Deep Sleep
By Charles Wilson
St Martinís, January, 2001


It has been a long time since I got a really warm fuzzy feeling from a mystery/crime story like I did when I opened Deep Sleep, Charles Wilsonís novel about murder and a compelling Louisiana whodunit due to be out early in 2001.

With itís voodoo practice, wandering zombies, experimental sleep therapies, multiple murders, disappearances, policemen everywhere, ritualistic dancing in the night, alligator-infested swamps, innocents being hunted by misshapen monsters - it has everything.  And I mean everything.  It reminded me of Saturday mornings, when my sister and I would sit spellbound in front of the television set and watch old Charlie Chan mysteries.  The only thing missing was Jackson, Chanís frightened and horror-filled black chauffeur, running around in-between scenes of the book, screaming: ďItís da voodoos I tells ya!  Itís da voodoos!Ē

The story starts when two policemen are called out in the middle of a dark and foggy night to investigate a murder at an old plantation house set near a swamp.  The house is being used by a Dr. Shasha Dominique, a black woman with a questionable past, whose mother long ago was involved in voodoo and arrested and tried for the murder of another.  Dr. Dominique is running a sleep clinic at present at the plantation house and a woman has been found murdered near the clinic. Later two more victims are found in the swamp close by.
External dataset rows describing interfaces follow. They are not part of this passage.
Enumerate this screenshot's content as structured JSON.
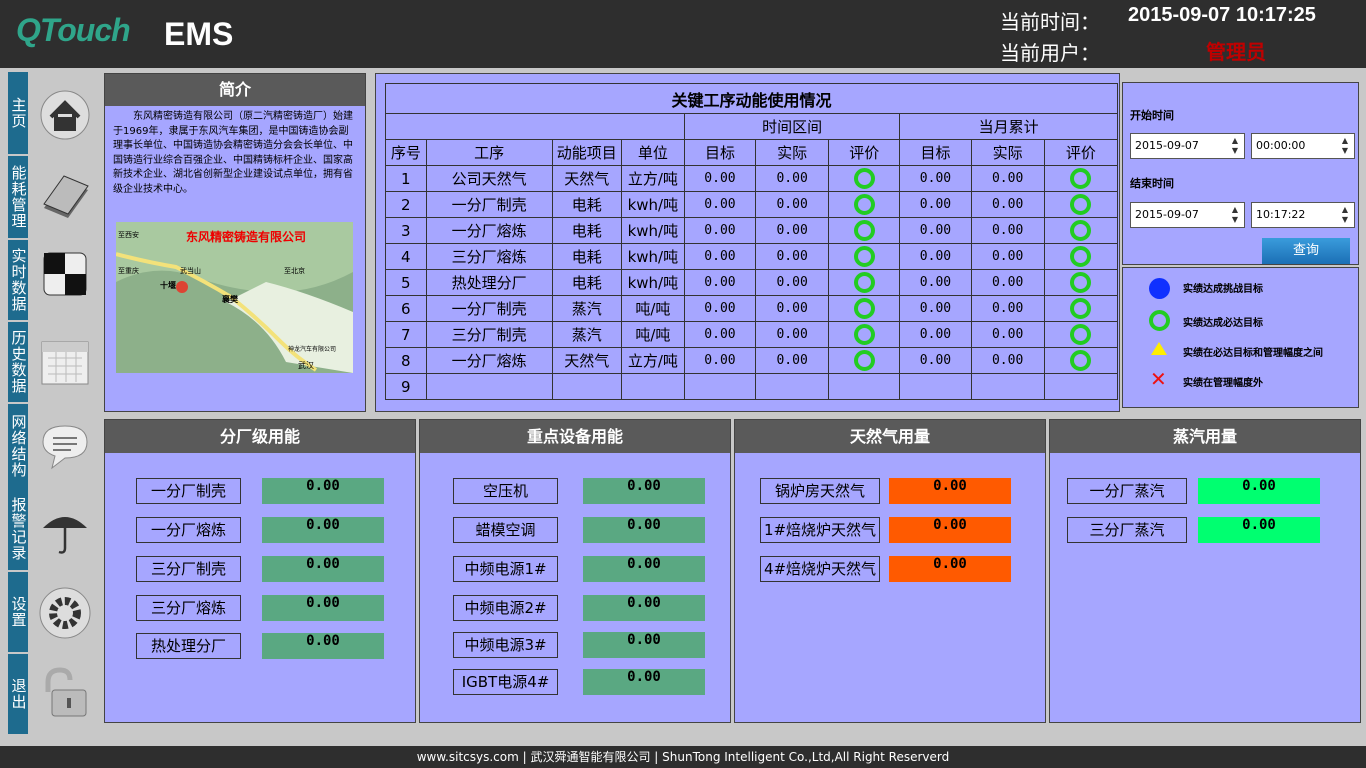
{
  "header": {
    "logo": "QTouch",
    "app": "EMS",
    "time_label": "当前时间：",
    "time_value": "2015-09-07 10:17:25",
    "user_label": "当前用户：",
    "user_value": "管理员"
  },
  "nav": [
    {
      "label": "主页",
      "icon": "home-icon"
    },
    {
      "label": "能耗管理",
      "icon": "book-icon"
    },
    {
      "label": "实时数据",
      "icon": "checker-icon"
    },
    {
      "label": "历史数据",
      "icon": "calendar-icon"
    },
    {
      "label": "网络结构",
      "icon": "chat-icon"
    },
    {
      "label": "报警记录",
      "icon": "umbrella-icon"
    },
    {
      "label": "设置",
      "icon": "gear-icon"
    },
    {
      "label": "退出",
      "icon": "unlock-icon"
    }
  ],
  "intro": {
    "title": "简介",
    "text": "东风精密铸造有限公司（原二汽精密铸造厂）始建于1969年，隶属于东风汽车集团，是中国铸造协会副理事长单位、中国铸造协会精密铸造分会会长单位、中国铸造行业综合百强企业、中国精铸标杆企业、国家高新技术企业、湖北省创新型企业建设试点单位，拥有省级企业技术中心。",
    "map_title": "东风精密铸造有限公司",
    "map_labels": [
      "至西安",
      "至重庆",
      "十堰",
      "武当山",
      "至北京",
      "襄樊",
      "神龙汽车有限公司",
      "武汉"
    ]
  },
  "key_table": {
    "title": "关键工序动能使用情况",
    "group_time": "时间区间",
    "group_month": "当月累计",
    "headers": [
      "序号",
      "工序",
      "动能项目",
      "单位",
      "目标",
      "实际",
      "评价",
      "目标",
      "实际",
      "评价"
    ],
    "rows": [
      {
        "no": "1",
        "proc": "公司天然气",
        "item": "天然气",
        "unit": "立方/吨",
        "t1": "0.00",
        "a1": "0.00",
        "t2": "0.00",
        "a2": "0.00"
      },
      {
        "no": "2",
        "proc": "一分厂制壳",
        "item": "电耗",
        "unit": "kwh/吨",
        "t1": "0.00",
        "a1": "0.00",
        "t2": "0.00",
        "a2": "0.00"
      },
      {
        "no": "3",
        "proc": "一分厂熔炼",
        "item": "电耗",
        "unit": "kwh/吨",
        "t1": "0.00",
        "a1": "0.00",
        "t2": "0.00",
        "a2": "0.00"
      },
      {
        "no": "4",
        "proc": "三分厂熔炼",
        "item": "电耗",
        "unit": "kwh/吨",
        "t1": "0.00",
        "a1": "0.00",
        "t2": "0.00",
        "a2": "0.00"
      },
      {
        "no": "5",
        "proc": "热处理分厂",
        "item": "电耗",
        "unit": "kwh/吨",
        "t1": "0.00",
        "a1": "0.00",
        "t2": "0.00",
        "a2": "0.00"
      },
      {
        "no": "6",
        "proc": "一分厂制壳",
        "item": "蒸汽",
        "unit": "吨/吨",
        "t1": "0.00",
        "a1": "0.00",
        "t2": "0.00",
        "a2": "0.00"
      },
      {
        "no": "7",
        "proc": "三分厂制壳",
        "item": "蒸汽",
        "unit": "吨/吨",
        "t1": "0.00",
        "a1": "0.00",
        "t2": "0.00",
        "a2": "0.00"
      },
      {
        "no": "8",
        "proc": "一分厂熔炼",
        "item": "天然气",
        "unit": "立方/吨",
        "t1": "0.00",
        "a1": "0.00",
        "t2": "0.00",
        "a2": "0.00"
      },
      {
        "no": "9",
        "proc": "",
        "item": "",
        "unit": "",
        "t1": "",
        "a1": "",
        "t2": "",
        "a2": ""
      }
    ]
  },
  "query": {
    "start_label": "开始时间",
    "start_date": "2015-09-07",
    "start_time": "00:00:00",
    "end_label": "结束时间",
    "end_date": "2015-09-07",
    "end_time": "10:17:22",
    "button": "查询"
  },
  "legend": [
    {
      "text": "实绩达成挑战目标",
      "color": "#1030ff"
    },
    {
      "text": "实绩达成必达目标",
      "color": "#22cc22"
    },
    {
      "text": "实绩在必达目标和管理幅度之间",
      "color": "#ffee00"
    },
    {
      "text": "实绩在管理幅度外",
      "color": "#ee1111"
    }
  ],
  "sections": [
    {
      "title": "分厂级用能",
      "color": "#5aa882",
      "items": [
        {
          "label": "一分厂制壳",
          "value": "0.00"
        },
        {
          "label": "一分厂熔炼",
          "value": "0.00"
        },
        {
          "label": "三分厂制壳",
          "value": "0.00"
        },
        {
          "label": "三分厂熔炼",
          "value": "0.00"
        },
        {
          "label": "热处理分厂",
          "value": "0.00"
        }
      ]
    },
    {
      "title": "重点设备用能",
      "color": "#5aa882",
      "items": [
        {
          "label": "空压机",
          "value": "0.00"
        },
        {
          "label": "蜡模空调",
          "value": "0.00"
        },
        {
          "label": "中频电源1#",
          "value": "0.00"
        },
        {
          "label": "中频电源2#",
          "value": "0.00"
        },
        {
          "label": "中频电源3#",
          "value": "0.00"
        },
        {
          "label": "IGBT电源4#",
          "value": "0.00"
        }
      ]
    },
    {
      "title": "天然气用量",
      "color": "#ff5a00",
      "items": [
        {
          "label": "锅炉房天然气",
          "value": "0.00"
        },
        {
          "label": "1#焙烧炉天然气",
          "value": "0.00"
        },
        {
          "label": "4#焙烧炉天然气",
          "value": "0.00"
        }
      ]
    },
    {
      "title": "蒸汽用量",
      "color": "#00ff70",
      "items": [
        {
          "label": "一分厂蒸汽",
          "value": "0.00"
        },
        {
          "label": "三分厂蒸汽",
          "value": "0.00"
        }
      ]
    }
  ],
  "footer": "www.sitcsys.com | 武汉舜通智能有限公司 | ShunTong Intelligent Co.,Ltd,All Right Reserverd"
}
A murderer, supposedly a sexually obsessed crazy/turned zombie is chasing one and all in the middle of the Louisiana lowlands, attempting to kill anyone in his sight.  Police dive into the waterlands and victims scatter like ducks from a pond as this maniac terrorizes the entire community. ďHow is the sleep clinic tied into the whole affair?Ē wonders the police detective in charge, who doubts his ability to solve the crimes as he only recently was involved in a tragic police case gone sour which resulted in the death of a victim he was charged to protect.

Doctors specializing in dream therapy are consulted, neighbors are rung up on the phone, other voodoo practitioners give their advice, and a mysterious woman appears on the scene, investigating Dr. Dominique as well.  Who holds the answer to the riddle of why and who is responsible for the killing and panic that has gripped the countryside?  And who will live to tell about it?  

Robert L. Hall
Southern Scribe Reviews


Also from Charles Wilson: GAME PLAN,St. Martin's Press "Lead Paperback of the Month"Selected by the New York Review of Books Readers' Catalog as among the "Best Books In Print"(in stores December 2000). and THE CASSANDRA PROPHECY,Trade paper from GrayStone Publishing (in stores March 2001).